7. In the future, you too will respond to incentives. That is why there are some promises that you’d like to make but can’t. No one will believe those promises because they know that later it will not be in your interest to deliver. The lesson here is this: before you make a promise, think about whether you will want to keep it if and when your circumstances change. This is how you earn a reputation.
8. Governments and voters respond to incentives too. That is why governments sometimes default on loans and other promises that they have made.
9. It is feasible for one generation to shift costs to subsequent ones. That is what national government debts and the U.S. social security system do (but not the social security system of Singapore).
10. When a government spends, its citizens eventually pay, either today or tomorrow, either through explicit taxes or implicit ones like inflation.
11. Most people want other people to pay for public goods and government transfers (especially transfers to themselves).
12. Because market prices aggregate traders’ information, it is difficult to forecast stock prices and interest rates and exchange rates.
Hat Tip: AEIdeas
Maori Party Co-leader Tariana Turia told TVNZ’s Q+A programme that Labour doesn’t deserve the Maori vote.
‘I don’t believe they deserve our vote any more. I don’t believe they deserve our vote, I don’t believe they deserve the vote of the Pasifika people, because if there’s one thing I’ve noticed since coming through and being a Minister this time, is the very very poor resourcing of all Pasifika health, social services, you name it.’
When asked whether she is worried that the Labour party might take a large portion of the Maori Party vote , she said, ‘I think that our people have to ask themselves that for all the years that Labour were in government, the nine years of plenty, what is it that changed in their lives?
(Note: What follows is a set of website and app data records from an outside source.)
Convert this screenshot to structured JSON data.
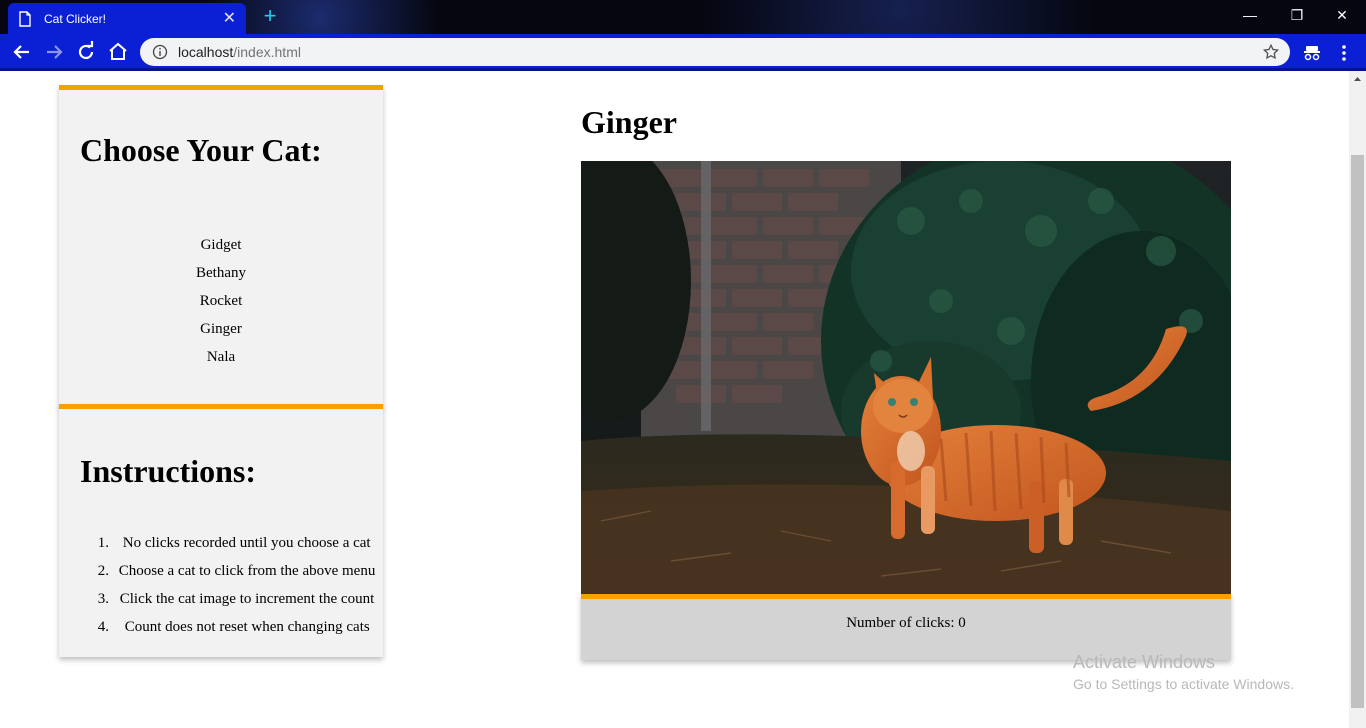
{
  "browser": {
    "tab_title": "Cat Clicker!",
    "url_host": "localhost",
    "url_path": "/index.html"
  },
  "sidebar": {
    "choose_heading": "Choose Your Cat:",
    "cats": [
      "Gidget",
      "Bethany",
      "Rocket",
      "Ginger",
      "Nala"
    ],
    "instructions_heading": "Instructions:",
    "instructions": [
      {
        "num": "1.",
        "text": "No clicks recorded until you choose a cat"
      },
      {
        "num": "2.",
        "text": "Choose a cat to click from the above menu"
      },
      {
        "num": "3.",
        "text": "Click the cat image to increment the count"
      },
      {
        "num": "4.",
        "text": "Count does not reset when changing cats"
      }
    ]
  },
  "main": {
    "cat_name": "Ginger",
    "clicks_text": "Number of clicks: 0"
  },
  "watermark": {
    "line1": "Activate Windows",
    "line2": "Go to Settings to activate Windows."
  },
  "colors": {
    "accent": "#f5a200",
    "chrome_blue": "#0b1fd4",
    "card_bg": "#f2f2f2",
    "counter_bg": "#d3d3d3"
  }
}
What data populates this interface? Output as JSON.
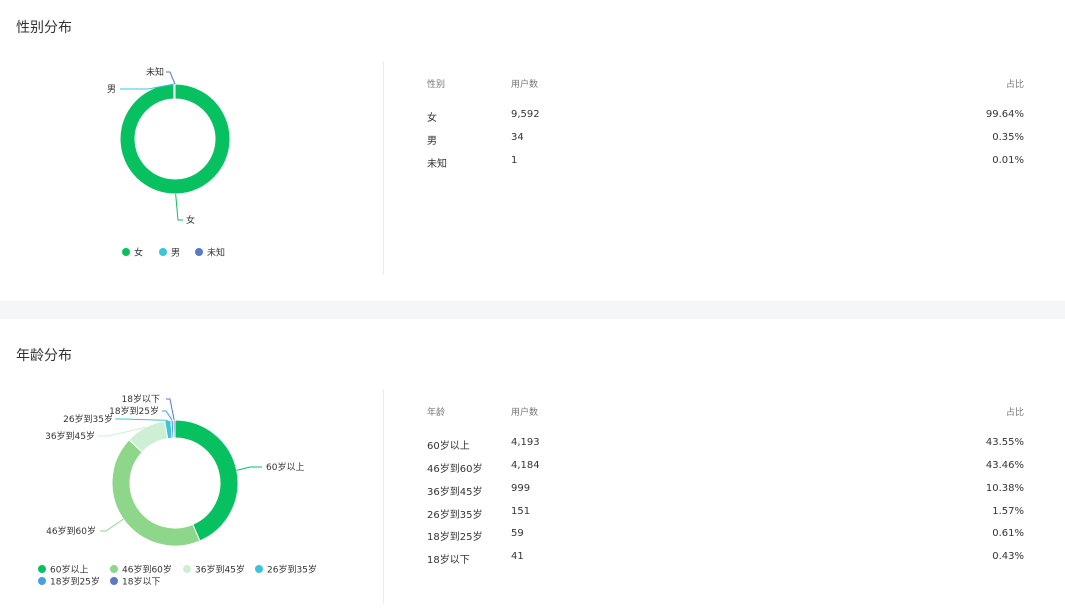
{
  "gender": {
    "title": "性别分布",
    "headers": {
      "category": "性别",
      "users": "用户数",
      "share": "占比"
    },
    "rows": [
      {
        "name": "女",
        "users": "9,592",
        "share": "99.64%"
      },
      {
        "name": "男",
        "users": "34",
        "share": "0.35%"
      },
      {
        "name": "未知",
        "users": "1",
        "share": "0.01%"
      }
    ]
  },
  "age": {
    "title": "年龄分布",
    "headers": {
      "category": "年龄",
      "users": "用户数",
      "share": "占比"
    },
    "rows": [
      {
        "name": "60岁以上",
        "users": "4,193",
        "share": "43.55%"
      },
      {
        "name": "46岁到60岁",
        "users": "4,184",
        "share": "43.46%"
      },
      {
        "name": "36岁到45岁",
        "users": "999",
        "share": "10.38%"
      },
      {
        "name": "26岁到35岁",
        "users": "151",
        "share": "1.57%"
      },
      {
        "name": "18岁到25岁",
        "users": "59",
        "share": "0.61%"
      },
      {
        "name": "18岁以下",
        "users": "41",
        "share": "0.43%"
      }
    ]
  },
  "chart_data": [
    {
      "type": "pie",
      "donut": true,
      "categories": [
        "女",
        "男",
        "未知"
      ],
      "values": [
        9592,
        34,
        1
      ],
      "colors": [
        "#07c160",
        "#3cc5d8",
        "#5b7ac4"
      ],
      "legend_position": "bottom-center"
    },
    {
      "type": "pie",
      "donut": true,
      "categories": [
        "60岁以上",
        "46岁到60岁",
        "36岁到45岁",
        "26岁到35岁",
        "18岁到25岁",
        "18岁以下"
      ],
      "values": [
        4193,
        4184,
        999,
        151,
        59,
        41
      ],
      "colors": [
        "#07c160",
        "#8ed68a",
        "#cdefd4",
        "#3cc5d8",
        "#4a9ee6",
        "#5b7ac4"
      ],
      "legend_position": "bottom-left"
    }
  ]
}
What is it that Labour did that made them feel that things had changed for them, and have made a difference?’ . . .
The answer to that question is not much.
The Maori seat enabled Labour to take Maori for granted.
It was National which started the Treaty settlement process and it’s National which has settled most claims.
The progress report at the end of 2012 showed:
There have been several more settlements since then, including settlement of the last of the historic South Island claims.
But it’s not just Treaty settlements which make Maori better off with a National-led government than a Labour-led one.
Labour sees electoral gain from keeping people dependent.
National knows it’s better to help people become independent and move from grievance to growth, not just in economic measures but in social ones too.
Hunters who converged on Central Otago for the annual Great Easter Bunny Hunt were down on their luck this long weekend.
Together they bagged 7700 bunnies – less than half of last year’s total.
Organisers say a shortage of farm blocks to shoot on meant 20 teams had to be balloted out of the competition.
Many farmers whose land is usually used for the shoot chose to head to the nearby Warbirds Over Wanaka event instead – and less land meant fewer hunters were allowed into the event.
“There’s so much going on in Central Otago this weekend we really struggled to get a lot of people on board,” says convenor Dave Ramsay.
Hunters worked through the night to bag as many rabbits as possible, before bringing their spoils back to base for counting the next morning.
The winning team for 2014 was Ben Cummings and The Wabbit Warriors, who shot 769 rabbits in just 24 hours. . .
Half last year tally isn’t a sign that rabbits are under control, it’s a reflection on fewer shooting blocks available.
Over the mountains in North Otago we’ve been waging war on rabbits all summer and still it’s not unusual to look out the kitchen window and see them nibbling the lawn.